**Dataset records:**

- - -

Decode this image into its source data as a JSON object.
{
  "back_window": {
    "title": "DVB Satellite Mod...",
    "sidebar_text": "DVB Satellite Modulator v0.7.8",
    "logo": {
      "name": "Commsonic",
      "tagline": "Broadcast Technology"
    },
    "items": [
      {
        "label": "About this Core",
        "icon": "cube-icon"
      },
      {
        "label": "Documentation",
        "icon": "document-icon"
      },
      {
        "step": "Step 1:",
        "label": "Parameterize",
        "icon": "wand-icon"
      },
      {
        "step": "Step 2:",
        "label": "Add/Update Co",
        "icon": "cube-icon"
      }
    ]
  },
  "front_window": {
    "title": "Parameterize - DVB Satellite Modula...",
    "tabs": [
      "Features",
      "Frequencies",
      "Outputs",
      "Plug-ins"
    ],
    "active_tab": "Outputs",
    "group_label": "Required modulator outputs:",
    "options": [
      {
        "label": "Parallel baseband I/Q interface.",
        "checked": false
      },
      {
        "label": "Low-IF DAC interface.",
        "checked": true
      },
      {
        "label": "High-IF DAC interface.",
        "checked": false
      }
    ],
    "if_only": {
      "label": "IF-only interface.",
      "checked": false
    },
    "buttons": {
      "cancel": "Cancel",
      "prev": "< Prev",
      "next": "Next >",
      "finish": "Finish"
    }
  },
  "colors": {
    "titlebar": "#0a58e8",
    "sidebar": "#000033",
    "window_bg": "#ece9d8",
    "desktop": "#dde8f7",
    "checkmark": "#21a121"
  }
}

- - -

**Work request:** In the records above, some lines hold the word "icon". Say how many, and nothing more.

**Response to the exercise:** 4